_TASK BRIEF_
With pictures omitted, copy exactly the lines from the one containing "Convert this screenshot" through the end of the records below.

════════════════════

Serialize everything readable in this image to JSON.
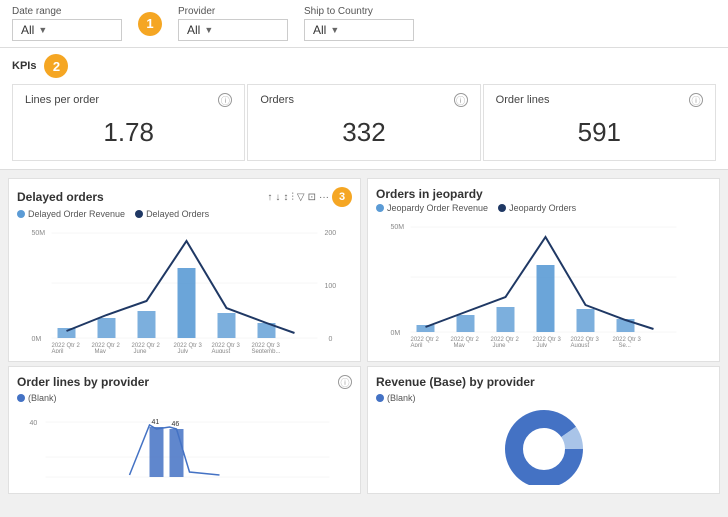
{
  "filters": {
    "dateRange": {
      "label": "Date range",
      "value": "All"
    },
    "provider": {
      "label": "Provider",
      "value": "All"
    },
    "shipToCountry": {
      "label": "Ship to Country",
      "value": "All"
    }
  },
  "badges": [
    {
      "id": 1,
      "value": "1"
    },
    {
      "id": 2,
      "value": "2"
    },
    {
      "id": 3,
      "value": "3"
    }
  ],
  "kpis": {
    "label": "KPIs",
    "cards": [
      {
        "title": "Lines per order",
        "value": "1.78"
      },
      {
        "title": "Orders",
        "value": "332"
      },
      {
        "title": "Order lines",
        "value": "591"
      }
    ]
  },
  "charts": {
    "delayedOrders": {
      "title": "Delayed orders",
      "legend": [
        {
          "label": "Delayed Order Revenue",
          "color": "#5b9bd5"
        },
        {
          "label": "Delayed Orders",
          "color": "#1f3864"
        }
      ],
      "yAxisLeft": [
        "50M",
        "0M"
      ],
      "yAxisRight": [
        "200",
        "100",
        "0"
      ],
      "xLabels": [
        "2022 Qtr 2\nApril",
        "2022 Qtr 2\nMay",
        "2022 Qtr 2\nJune",
        "2022 Qtr 3\nJuly",
        "2022 Qtr 3\nAugust",
        "2022 Qtr 3\nSeptemb..."
      ]
    },
    "ordersInJeopardy": {
      "title": "Orders in jeopardy",
      "legend": [
        {
          "label": "Jeopardy Order Revenue",
          "color": "#5b9bd5"
        },
        {
          "label": "Jeopardy Orders",
          "color": "#1f3864"
        }
      ],
      "yAxisLeft": [
        "50M",
        "0M"
      ],
      "xLabels": [
        "2022 Qtr 2\nApril",
        "2022 Qtr 2\nMay",
        "2022 Qtr 2\nJune",
        "2022 Qtr 3\nJuly",
        "2022 Qtr 3\nAugust",
        "2022 Qtr 3\nSe..."
      ]
    }
  },
  "bottomCharts": {
    "orderLinesByProvider": {
      "title": "Order lines by provider",
      "legend": "(Blank)",
      "yValue": "40",
      "barLabels": [
        "41",
        "46"
      ]
    },
    "revenueByProvider": {
      "title": "Revenue (Base) by provider",
      "legend": "(Blank)"
    }
  }
}
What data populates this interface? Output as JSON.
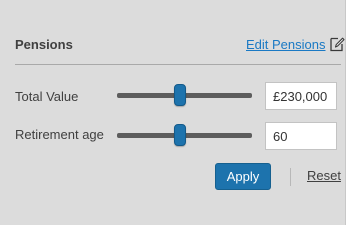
{
  "panel": {
    "title": "Pensions",
    "edit_link": "Edit Pensions",
    "edit_icon": "edit-document-icon"
  },
  "fields": [
    {
      "label": "Total Value",
      "value": "£230,000",
      "slider_fraction": 0.47
    },
    {
      "label": "Retirement age",
      "value": "60",
      "slider_fraction": 0.47
    }
  ],
  "actions": {
    "apply_label": "Apply",
    "reset_label": "Reset"
  },
  "colors": {
    "accent": "#1d73ad",
    "link": "#1a79c4",
    "panel_bg": "#dcdcdc",
    "track": "#5d5d5d"
  }
}
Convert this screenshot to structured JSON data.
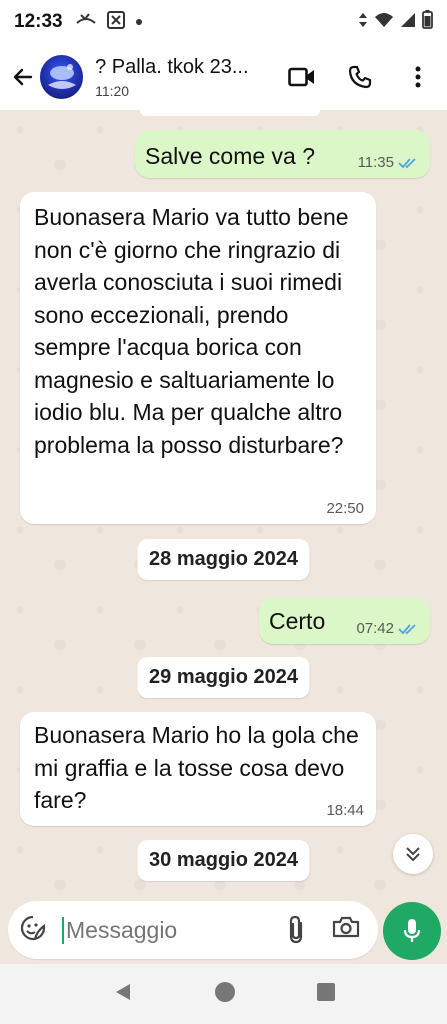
{
  "status_bar": {
    "time": "12:33"
  },
  "header": {
    "contact_name": "? Palla. tkok 23...",
    "subtitle": "11:20"
  },
  "messages": [
    {
      "direction": "out",
      "text": "Salve come va ?",
      "time": "11:35"
    },
    {
      "direction": "in",
      "text": "Buonasera Mario va tutto bene non c'è giorno che ringrazio di averla conosciuta i suoi rimedi sono eccezionali, prendo sempre l'acqua borica con magnesio e saltuariamente lo iodio blu. Ma per qualche altro problema la posso disturbare?",
      "time": "22:50"
    },
    {
      "direction": "out",
      "text": "Certo",
      "time": "07:42"
    },
    {
      "direction": "in",
      "text": "Buonasera Mario ho la gola che mi graffia e la  tosse cosa devo fare?",
      "time": "18:44"
    }
  ],
  "dates": [
    "28 maggio 2024",
    "29 maggio 2024",
    "30 maggio 2024"
  ],
  "composer": {
    "placeholder": "Messaggio"
  },
  "colors": {
    "accent": "#20a865",
    "outgoing": "#dcf7c7",
    "read_ticks": "#4fa3e0",
    "chat_bg": "#efe7de"
  },
  "icons": {
    "status_left": [
      "missed-call-icon",
      "box-x-icon",
      "dot-icon"
    ],
    "status_right": [
      "data-arrows-icon",
      "wifi-icon",
      "signal-icon",
      "battery-icon"
    ],
    "header": [
      "back-arrow-icon",
      "video-call-icon",
      "phone-icon",
      "more-vert-icon"
    ],
    "composer": [
      "sticker-icon",
      "attach-icon",
      "camera-icon",
      "mic-icon"
    ],
    "nav": [
      "nav-back-icon",
      "nav-home-icon",
      "nav-recents-icon"
    ]
  }
}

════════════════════

_RESULT FOR THIS TASK_
Convert this screenshot to structured JSON data.
{
  "status_bar": {
    "time": "12:33"
  },
  "header": {
    "contact_name": "? Palla. tkok 23...",
    "subtitle": "11:20"
  },
  "messages": [
    {
      "direction": "out",
      "text": "Salve come va ?",
      "time": "11:35"
    },
    {
      "direction": "in",
      "text": "Buonasera Mario va tutto bene non c'è giorno che ringrazio di averla conosciuta i suoi rimedi sono eccezionali, prendo sempre l'acqua borica con magnesio e saltuariamente lo iodio blu. Ma per qualche altro problema la posso disturbare?",
      "time": "22:50"
    },
    {
      "direction": "out",
      "text": "Certo",
      "time": "07:42"
    },
    {
      "direction": "in",
      "text": "Buonasera Mario ho la gola che mi graffia e la  tosse cosa devo fare?",
      "time": "18:44"
    }
  ],
  "dates": [
    "28 maggio 2024",
    "29 maggio 2024",
    "30 maggio 2024"
  ],
  "composer": {
    "placeholder": "Messaggio"
  },
  "colors": {
    "accent": "#20a865",
    "outgoing": "#dcf7c7",
    "read_ticks": "#4fa3e0",
    "chat_bg": "#efe7de"
  },
  "icons": {
    "status_left": [
      "missed-call-icon",
      "box-x-icon",
      "dot-icon"
    ],
    "status_right": [
      "data-arrows-icon",
      "wifi-icon",
      "signal-icon",
      "battery-icon"
    ],
    "header": [
      "back-arrow-icon",
      "video-call-icon",
      "phone-icon",
      "more-vert-icon"
    ],
    "composer": [
      "sticker-icon",
      "attach-icon",
      "camera-icon",
      "mic-icon"
    ],
    "nav": [
      "nav-back-icon",
      "nav-home-icon",
      "nav-recents-icon"
    ]
  }
}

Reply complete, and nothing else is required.